Nimrod beat his face and his head, and when he did so the fly ceased gnawing at his brain, but he had no repose from his agonies, save when struck upon the head. Consequently there was, after that, always some one stationed by him to strike his head. The king had a large blacksmith's hammer brought into his throne-room, and with that his princes and nobles smote him on the head; and the more violent the blow, the greater was the relief afforded. Nimrod reigned a thousand years before he felt the torment of the gnat; up to that moment he had suffered no pains. He lived for five hundred years with the fly eating at his brain; and all that while, night and day, there were relays of men to strike his head with the hammer.[2]

Precisely the same story is told by the Jewish Rabbis of Titus.[3]

There is, however, another version of the tradition; which is, that the gnat fattening on the brain grew in size till it swelled to the dimensions of a pigeon, and then the skull of Nimrod burst, and the gnat flew away; and this was fifteen days after it had entered by his nose.[4]

More shall be told of Melchizedek in a separate article.
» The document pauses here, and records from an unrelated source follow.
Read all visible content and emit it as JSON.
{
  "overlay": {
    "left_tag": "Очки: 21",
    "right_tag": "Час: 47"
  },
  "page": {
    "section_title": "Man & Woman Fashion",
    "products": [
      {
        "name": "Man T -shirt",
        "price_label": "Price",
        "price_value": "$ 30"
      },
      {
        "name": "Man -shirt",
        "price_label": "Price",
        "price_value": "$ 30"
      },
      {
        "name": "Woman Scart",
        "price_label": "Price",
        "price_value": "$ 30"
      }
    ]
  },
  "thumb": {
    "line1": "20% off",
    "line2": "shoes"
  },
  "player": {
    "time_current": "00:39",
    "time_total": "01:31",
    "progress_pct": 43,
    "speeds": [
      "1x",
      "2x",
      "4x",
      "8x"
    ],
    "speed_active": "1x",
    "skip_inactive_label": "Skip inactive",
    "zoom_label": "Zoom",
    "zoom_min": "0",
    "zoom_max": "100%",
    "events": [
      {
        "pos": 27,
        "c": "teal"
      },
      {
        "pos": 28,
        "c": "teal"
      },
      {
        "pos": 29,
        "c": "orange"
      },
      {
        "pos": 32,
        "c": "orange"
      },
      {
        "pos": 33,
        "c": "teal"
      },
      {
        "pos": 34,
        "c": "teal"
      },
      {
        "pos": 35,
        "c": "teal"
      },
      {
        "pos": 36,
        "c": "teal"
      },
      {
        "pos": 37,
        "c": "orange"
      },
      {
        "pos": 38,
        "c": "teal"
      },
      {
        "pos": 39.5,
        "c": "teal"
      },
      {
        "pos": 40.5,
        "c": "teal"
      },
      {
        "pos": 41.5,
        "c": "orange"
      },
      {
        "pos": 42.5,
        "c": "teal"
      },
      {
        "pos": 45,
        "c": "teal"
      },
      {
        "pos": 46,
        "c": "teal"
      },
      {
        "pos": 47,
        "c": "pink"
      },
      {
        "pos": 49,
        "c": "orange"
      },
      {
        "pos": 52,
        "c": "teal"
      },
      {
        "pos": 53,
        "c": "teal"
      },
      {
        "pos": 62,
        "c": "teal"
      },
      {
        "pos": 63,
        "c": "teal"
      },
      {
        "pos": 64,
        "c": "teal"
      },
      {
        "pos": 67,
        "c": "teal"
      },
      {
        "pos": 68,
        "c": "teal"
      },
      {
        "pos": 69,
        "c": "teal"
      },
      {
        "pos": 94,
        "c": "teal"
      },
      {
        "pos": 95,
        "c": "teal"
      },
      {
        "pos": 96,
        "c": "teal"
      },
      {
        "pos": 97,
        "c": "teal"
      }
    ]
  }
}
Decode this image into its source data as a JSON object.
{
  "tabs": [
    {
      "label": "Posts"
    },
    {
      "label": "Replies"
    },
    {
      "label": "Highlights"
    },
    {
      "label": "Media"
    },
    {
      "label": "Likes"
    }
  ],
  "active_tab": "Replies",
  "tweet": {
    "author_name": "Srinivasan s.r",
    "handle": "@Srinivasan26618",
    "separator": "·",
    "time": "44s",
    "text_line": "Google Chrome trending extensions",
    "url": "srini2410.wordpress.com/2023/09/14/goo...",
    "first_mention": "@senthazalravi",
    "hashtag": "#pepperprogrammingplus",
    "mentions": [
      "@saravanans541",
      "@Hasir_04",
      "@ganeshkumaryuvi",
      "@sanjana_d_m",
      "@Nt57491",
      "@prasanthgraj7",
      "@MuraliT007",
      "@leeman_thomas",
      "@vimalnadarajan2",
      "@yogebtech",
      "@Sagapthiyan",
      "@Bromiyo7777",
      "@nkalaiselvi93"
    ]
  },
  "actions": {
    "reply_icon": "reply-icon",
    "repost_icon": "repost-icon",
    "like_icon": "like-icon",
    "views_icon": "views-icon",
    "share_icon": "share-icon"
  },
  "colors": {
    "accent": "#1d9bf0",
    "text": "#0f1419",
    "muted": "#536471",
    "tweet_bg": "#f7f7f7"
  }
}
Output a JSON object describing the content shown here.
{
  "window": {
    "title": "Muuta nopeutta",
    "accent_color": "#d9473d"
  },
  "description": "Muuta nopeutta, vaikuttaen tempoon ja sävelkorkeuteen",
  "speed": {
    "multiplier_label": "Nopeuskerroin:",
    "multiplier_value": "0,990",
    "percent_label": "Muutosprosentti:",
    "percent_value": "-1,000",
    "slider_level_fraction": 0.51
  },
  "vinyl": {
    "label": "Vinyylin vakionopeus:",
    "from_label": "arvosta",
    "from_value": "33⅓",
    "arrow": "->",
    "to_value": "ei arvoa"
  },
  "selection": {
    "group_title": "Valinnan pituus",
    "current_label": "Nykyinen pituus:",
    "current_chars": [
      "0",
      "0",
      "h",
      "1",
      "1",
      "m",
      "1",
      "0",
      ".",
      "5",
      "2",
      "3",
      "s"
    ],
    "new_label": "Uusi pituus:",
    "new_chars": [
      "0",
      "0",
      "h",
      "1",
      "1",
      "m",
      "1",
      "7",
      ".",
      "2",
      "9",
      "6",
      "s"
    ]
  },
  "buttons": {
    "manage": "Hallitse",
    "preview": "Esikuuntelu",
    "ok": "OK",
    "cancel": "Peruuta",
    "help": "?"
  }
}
  1. Ps. ix. 8.
  2. Tabari, i. c. xlviii.
  3. Gittin, fol. 56 b; Pirke of R. Eliezer, fol. 49.
  4. Weil, p. 80.